Newegg Data Breach Spills Customers’ Credit Card Details

Newegg Data Breach Spills Customers’ Credit Card Details

Newegg, one of the largest e-retailers in the United States with over 45 million unique monthly visitors, is clearing up its website after a reported month-long data breach.

First discovered by RiskIQ threat researcher Yonnathan Klinjsma, the website was infected with 15 lines of credit card skimming code on the online retailer’s payments page for a period of over a month between August 14 and September 18. The code stole credit card details from unsuspecting customers to siphon the info to a server controlled by hackers with a similar domain name in a bit to avoid suspicion, TechCrunch reported.

The malicious JavaScript code was present in the page during the checkout process.

The code worked on both desktop and mobile customers before it was finally removed by Newegg on Tuesday after being alerted to it by incident response firm Volexity. The opportunistic hackers even used a HTTPS certificate to appear legitimate.

The attack draws parallels with the recent British Airways credit card breach and the Ticketmaster breach, before it. RiskIQ has pointed the finger at the Magecart group, a collective of hackers that targeted vulnerable websites with credit card skimming code.

“The breach of Newegg shows the true extent of Magecart operators’ reach,” Klijnsma stated in an interview with TechCrunch. “These attacks are not confined to certain geolocations or specific industries—any organization that processes payments online is a target.”

The “brazen attack”, as described by Volexity, saw the use of a domain called ‘’, created only days before the domain was used to carry out the data theft.

“The JavaScript leveraged in this attack is very similar to that observed from the British Airways compromise.
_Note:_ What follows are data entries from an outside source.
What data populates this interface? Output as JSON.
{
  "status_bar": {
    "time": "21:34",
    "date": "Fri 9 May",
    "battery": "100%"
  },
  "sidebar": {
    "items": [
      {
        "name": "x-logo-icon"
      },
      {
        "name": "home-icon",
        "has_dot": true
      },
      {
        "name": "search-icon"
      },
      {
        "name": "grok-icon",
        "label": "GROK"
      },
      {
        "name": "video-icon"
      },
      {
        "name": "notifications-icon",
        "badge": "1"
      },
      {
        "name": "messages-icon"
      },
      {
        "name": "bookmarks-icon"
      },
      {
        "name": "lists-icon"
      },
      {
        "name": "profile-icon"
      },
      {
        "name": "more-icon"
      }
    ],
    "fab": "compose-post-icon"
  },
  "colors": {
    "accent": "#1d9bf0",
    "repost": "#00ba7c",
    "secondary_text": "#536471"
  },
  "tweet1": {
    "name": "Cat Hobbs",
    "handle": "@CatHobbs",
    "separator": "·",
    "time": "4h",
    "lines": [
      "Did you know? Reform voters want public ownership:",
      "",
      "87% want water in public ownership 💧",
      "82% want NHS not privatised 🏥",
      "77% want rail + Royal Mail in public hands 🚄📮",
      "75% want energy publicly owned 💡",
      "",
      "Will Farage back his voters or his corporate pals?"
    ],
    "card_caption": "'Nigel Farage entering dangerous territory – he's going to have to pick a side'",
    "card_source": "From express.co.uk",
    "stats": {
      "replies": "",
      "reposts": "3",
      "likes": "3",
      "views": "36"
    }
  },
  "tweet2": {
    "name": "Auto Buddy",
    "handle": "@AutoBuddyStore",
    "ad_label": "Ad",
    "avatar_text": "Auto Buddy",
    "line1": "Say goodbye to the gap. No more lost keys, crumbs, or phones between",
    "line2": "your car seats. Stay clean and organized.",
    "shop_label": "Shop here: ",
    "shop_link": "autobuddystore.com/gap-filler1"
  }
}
The code in this case is customized to work with the Newegg website and send data to a different domain the attackers created in an attempt to blend in with the website,” researchers added.

Image credit: Flickr/Jason Howie.